• ACTIVITY: Report every line of the records that includes the word "Convert".
☆ ☆ ☆ ☆ ☆ ☆ ☆
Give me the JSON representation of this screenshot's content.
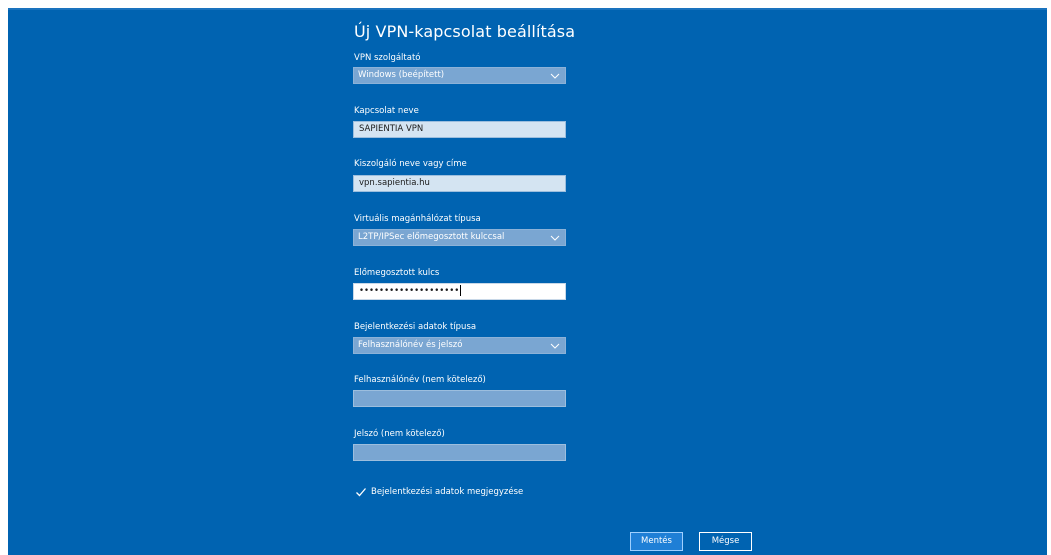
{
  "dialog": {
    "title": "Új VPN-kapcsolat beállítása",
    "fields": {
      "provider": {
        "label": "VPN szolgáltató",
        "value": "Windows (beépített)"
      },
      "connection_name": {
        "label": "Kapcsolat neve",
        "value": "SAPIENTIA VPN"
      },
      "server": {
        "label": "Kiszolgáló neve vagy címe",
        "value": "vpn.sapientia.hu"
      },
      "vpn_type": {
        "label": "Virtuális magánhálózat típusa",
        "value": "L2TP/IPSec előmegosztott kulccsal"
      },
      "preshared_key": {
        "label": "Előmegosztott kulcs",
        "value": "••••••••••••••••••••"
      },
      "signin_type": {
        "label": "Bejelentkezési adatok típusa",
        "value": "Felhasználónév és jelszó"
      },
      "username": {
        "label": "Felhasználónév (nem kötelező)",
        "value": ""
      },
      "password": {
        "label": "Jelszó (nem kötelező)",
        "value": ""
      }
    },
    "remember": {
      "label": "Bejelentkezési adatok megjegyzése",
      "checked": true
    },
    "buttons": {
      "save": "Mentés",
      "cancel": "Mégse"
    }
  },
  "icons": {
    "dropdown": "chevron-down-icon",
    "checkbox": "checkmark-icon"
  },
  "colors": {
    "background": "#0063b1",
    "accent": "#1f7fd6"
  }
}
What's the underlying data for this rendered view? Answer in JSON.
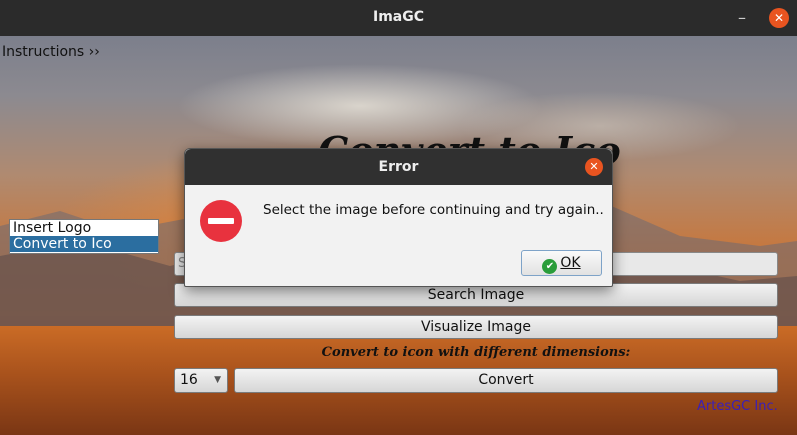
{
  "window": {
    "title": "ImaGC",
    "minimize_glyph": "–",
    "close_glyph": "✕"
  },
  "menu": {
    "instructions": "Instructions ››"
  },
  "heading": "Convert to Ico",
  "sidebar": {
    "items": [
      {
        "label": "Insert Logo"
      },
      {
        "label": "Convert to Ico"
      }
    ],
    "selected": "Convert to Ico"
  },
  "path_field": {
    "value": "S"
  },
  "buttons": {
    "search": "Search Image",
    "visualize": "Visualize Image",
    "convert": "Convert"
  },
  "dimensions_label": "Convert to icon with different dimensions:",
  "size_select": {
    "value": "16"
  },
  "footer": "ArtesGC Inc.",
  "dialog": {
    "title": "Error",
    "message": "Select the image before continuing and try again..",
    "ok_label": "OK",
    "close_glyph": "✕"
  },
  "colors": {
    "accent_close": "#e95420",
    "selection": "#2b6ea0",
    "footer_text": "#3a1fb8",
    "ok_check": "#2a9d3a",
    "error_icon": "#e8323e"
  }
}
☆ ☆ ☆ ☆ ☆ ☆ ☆
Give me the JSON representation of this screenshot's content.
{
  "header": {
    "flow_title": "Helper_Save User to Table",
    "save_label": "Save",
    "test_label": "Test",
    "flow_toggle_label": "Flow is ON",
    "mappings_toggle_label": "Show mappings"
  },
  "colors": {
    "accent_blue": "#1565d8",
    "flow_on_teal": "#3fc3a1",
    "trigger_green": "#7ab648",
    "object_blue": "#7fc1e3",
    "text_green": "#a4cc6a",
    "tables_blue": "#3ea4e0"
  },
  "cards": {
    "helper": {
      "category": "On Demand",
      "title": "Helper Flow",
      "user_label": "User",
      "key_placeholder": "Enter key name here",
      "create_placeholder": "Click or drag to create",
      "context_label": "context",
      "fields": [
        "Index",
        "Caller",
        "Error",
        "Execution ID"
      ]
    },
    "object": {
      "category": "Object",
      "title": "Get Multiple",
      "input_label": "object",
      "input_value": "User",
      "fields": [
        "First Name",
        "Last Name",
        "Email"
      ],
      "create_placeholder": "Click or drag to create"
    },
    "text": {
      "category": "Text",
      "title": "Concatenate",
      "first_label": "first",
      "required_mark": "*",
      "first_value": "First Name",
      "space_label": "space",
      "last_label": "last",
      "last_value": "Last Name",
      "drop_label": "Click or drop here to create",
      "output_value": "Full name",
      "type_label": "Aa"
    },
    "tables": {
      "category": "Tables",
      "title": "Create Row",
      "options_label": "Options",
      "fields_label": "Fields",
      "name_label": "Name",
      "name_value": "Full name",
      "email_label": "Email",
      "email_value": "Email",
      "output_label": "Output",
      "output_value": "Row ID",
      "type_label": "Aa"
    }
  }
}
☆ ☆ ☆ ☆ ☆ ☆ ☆
• WRITTEN SOLUTION:
  "heading": "Convert to Ico",
        "label": "Convert to Ico"
    "selected": "Convert to Ico"
    "convert": "Convert"
  "dimensions_label": "Convert to icon with different dimensions:",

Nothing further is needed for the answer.